**Exercise directions:** Pick out all lines in the listing holding the string "meta" and copy them.

----

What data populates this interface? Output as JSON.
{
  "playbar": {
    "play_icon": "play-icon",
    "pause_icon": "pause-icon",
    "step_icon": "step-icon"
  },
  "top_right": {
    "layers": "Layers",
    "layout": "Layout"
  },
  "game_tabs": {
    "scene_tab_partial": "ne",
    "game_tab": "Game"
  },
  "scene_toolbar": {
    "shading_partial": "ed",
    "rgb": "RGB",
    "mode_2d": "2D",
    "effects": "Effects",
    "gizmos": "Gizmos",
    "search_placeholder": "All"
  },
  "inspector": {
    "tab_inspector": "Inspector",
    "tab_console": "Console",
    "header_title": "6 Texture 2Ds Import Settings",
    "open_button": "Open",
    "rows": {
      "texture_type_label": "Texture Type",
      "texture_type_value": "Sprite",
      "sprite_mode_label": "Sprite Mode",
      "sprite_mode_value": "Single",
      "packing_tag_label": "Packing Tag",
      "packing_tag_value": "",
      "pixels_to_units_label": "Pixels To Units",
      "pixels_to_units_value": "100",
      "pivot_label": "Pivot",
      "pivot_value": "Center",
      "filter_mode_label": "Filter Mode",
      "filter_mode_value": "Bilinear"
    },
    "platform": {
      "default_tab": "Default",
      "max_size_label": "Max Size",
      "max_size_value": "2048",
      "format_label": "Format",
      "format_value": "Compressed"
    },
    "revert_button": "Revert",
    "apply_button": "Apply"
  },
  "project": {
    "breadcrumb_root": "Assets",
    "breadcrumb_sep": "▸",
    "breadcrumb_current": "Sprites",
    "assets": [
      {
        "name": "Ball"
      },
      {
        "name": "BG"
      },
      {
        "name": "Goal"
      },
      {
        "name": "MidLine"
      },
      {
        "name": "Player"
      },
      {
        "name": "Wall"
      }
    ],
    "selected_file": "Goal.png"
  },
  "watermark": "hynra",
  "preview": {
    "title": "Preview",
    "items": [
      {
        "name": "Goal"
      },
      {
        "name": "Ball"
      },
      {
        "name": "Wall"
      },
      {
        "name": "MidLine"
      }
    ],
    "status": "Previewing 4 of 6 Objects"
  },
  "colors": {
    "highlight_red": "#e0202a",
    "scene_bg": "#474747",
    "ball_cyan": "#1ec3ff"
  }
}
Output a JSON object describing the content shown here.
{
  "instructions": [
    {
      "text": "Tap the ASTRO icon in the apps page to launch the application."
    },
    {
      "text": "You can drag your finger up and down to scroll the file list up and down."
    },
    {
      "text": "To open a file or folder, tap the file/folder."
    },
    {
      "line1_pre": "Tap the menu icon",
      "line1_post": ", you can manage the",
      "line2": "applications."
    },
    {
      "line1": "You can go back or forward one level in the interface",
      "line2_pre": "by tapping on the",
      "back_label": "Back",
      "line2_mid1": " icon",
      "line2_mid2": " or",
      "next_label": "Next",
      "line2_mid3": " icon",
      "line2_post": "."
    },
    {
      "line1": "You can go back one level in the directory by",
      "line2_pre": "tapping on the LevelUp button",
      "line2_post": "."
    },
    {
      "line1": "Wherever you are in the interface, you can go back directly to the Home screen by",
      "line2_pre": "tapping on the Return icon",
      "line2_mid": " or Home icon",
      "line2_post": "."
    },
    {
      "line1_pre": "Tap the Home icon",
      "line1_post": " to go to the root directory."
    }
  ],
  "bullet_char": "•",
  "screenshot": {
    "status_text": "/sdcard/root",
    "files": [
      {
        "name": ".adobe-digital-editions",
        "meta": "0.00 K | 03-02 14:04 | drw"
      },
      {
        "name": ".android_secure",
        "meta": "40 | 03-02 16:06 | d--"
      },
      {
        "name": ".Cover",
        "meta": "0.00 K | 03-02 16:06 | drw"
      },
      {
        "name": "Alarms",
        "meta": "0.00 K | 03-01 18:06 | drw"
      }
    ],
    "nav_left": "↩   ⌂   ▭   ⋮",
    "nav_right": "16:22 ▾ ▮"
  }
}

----

**Task output:**
        "meta": "0.00 K | 03-02 14:04 | drw"
        "meta": "40 | 03-02 16:06 | d--"
        "meta": "0.00 K | 03-02 16:06 | drw"
        "meta": "0.00 K | 03-01 18:06 | drw"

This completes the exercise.